┌─ PROVIDED DATA

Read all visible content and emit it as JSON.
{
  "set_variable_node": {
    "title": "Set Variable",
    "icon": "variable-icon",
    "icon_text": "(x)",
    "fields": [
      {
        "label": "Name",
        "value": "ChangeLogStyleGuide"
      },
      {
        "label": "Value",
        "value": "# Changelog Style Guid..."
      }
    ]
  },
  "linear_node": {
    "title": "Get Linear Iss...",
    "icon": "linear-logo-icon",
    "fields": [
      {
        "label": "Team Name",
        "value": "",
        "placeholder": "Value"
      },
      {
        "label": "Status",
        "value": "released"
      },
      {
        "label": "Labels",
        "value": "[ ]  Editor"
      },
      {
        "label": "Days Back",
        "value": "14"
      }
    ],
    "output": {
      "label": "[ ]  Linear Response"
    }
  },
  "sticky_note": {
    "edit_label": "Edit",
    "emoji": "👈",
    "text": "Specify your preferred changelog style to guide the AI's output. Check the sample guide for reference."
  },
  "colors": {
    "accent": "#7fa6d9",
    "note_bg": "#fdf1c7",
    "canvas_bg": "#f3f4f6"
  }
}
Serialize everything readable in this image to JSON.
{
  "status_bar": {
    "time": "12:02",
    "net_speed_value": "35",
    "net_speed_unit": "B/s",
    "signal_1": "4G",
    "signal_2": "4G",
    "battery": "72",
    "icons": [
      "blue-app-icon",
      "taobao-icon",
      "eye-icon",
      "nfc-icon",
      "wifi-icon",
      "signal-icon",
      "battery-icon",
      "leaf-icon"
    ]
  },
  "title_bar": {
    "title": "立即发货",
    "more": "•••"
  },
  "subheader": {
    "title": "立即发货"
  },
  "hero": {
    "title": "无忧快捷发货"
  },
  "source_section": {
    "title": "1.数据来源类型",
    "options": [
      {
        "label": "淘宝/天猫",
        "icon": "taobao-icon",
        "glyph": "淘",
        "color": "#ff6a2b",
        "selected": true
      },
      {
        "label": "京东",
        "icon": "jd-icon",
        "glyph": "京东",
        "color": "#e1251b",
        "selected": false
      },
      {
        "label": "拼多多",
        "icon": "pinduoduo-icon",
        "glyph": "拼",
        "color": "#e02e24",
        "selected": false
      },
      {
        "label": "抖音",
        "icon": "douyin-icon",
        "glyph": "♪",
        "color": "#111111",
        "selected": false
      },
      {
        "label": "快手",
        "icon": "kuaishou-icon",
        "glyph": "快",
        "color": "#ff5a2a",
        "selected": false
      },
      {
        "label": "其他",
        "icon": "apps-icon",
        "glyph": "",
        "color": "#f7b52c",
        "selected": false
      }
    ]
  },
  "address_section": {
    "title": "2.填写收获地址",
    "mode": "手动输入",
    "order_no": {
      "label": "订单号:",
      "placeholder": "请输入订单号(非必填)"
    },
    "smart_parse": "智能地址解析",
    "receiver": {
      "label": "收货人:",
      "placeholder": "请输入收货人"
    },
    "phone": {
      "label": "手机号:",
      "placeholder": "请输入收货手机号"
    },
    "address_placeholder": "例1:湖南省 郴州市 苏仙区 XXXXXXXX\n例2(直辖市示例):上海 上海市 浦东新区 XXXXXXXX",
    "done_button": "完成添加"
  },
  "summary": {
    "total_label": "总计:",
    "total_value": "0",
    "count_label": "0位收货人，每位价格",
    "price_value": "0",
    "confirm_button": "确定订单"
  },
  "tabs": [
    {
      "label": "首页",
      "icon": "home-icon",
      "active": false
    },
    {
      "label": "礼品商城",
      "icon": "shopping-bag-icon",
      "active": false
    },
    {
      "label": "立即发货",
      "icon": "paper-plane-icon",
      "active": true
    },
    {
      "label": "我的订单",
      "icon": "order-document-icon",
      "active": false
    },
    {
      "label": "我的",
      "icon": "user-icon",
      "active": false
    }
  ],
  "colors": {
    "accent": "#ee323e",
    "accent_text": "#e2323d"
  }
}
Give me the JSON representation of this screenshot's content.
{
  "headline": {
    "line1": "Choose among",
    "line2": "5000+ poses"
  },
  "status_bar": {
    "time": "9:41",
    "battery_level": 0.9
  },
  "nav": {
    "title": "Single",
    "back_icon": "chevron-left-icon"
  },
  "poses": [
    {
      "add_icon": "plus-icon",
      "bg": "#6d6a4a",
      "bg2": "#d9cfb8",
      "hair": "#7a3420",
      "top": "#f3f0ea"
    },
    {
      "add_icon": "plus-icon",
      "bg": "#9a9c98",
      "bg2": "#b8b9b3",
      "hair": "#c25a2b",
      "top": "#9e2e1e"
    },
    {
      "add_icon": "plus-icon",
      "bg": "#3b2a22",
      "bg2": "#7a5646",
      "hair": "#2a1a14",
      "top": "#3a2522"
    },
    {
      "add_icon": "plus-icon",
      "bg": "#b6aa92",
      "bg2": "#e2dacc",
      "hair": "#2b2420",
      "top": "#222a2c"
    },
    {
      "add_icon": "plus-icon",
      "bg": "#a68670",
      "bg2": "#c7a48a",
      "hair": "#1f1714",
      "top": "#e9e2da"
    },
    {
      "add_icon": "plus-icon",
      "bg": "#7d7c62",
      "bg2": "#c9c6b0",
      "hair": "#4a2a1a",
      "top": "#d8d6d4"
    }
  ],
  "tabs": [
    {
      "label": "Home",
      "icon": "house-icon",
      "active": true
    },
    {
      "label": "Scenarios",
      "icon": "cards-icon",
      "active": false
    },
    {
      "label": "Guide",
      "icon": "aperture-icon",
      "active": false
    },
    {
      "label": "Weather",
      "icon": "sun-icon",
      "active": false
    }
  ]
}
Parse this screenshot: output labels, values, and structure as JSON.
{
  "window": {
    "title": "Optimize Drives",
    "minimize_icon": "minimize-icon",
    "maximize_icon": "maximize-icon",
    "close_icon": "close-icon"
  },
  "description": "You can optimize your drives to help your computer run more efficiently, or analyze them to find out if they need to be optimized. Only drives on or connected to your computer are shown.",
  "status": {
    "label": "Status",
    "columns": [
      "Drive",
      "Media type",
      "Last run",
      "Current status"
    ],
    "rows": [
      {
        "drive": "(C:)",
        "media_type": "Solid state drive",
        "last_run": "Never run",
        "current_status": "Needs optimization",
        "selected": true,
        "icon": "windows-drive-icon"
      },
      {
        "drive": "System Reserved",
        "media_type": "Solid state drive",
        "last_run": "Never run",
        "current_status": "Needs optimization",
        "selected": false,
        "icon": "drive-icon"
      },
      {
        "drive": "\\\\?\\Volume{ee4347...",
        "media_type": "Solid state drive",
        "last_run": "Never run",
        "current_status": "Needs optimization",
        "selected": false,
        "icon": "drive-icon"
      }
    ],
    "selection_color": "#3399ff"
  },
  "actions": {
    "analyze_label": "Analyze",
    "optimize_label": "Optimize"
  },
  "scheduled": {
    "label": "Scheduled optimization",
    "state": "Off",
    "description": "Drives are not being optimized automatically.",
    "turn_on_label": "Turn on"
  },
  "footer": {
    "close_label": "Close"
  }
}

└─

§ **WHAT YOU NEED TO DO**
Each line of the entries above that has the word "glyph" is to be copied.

§ **SOLUTION TO THE EXERCISE**
        "glyph": "淘",
        "glyph": "京东",
        "glyph": "拼",
        "glyph": "♪",
        "glyph": "快",
        "glyph": "",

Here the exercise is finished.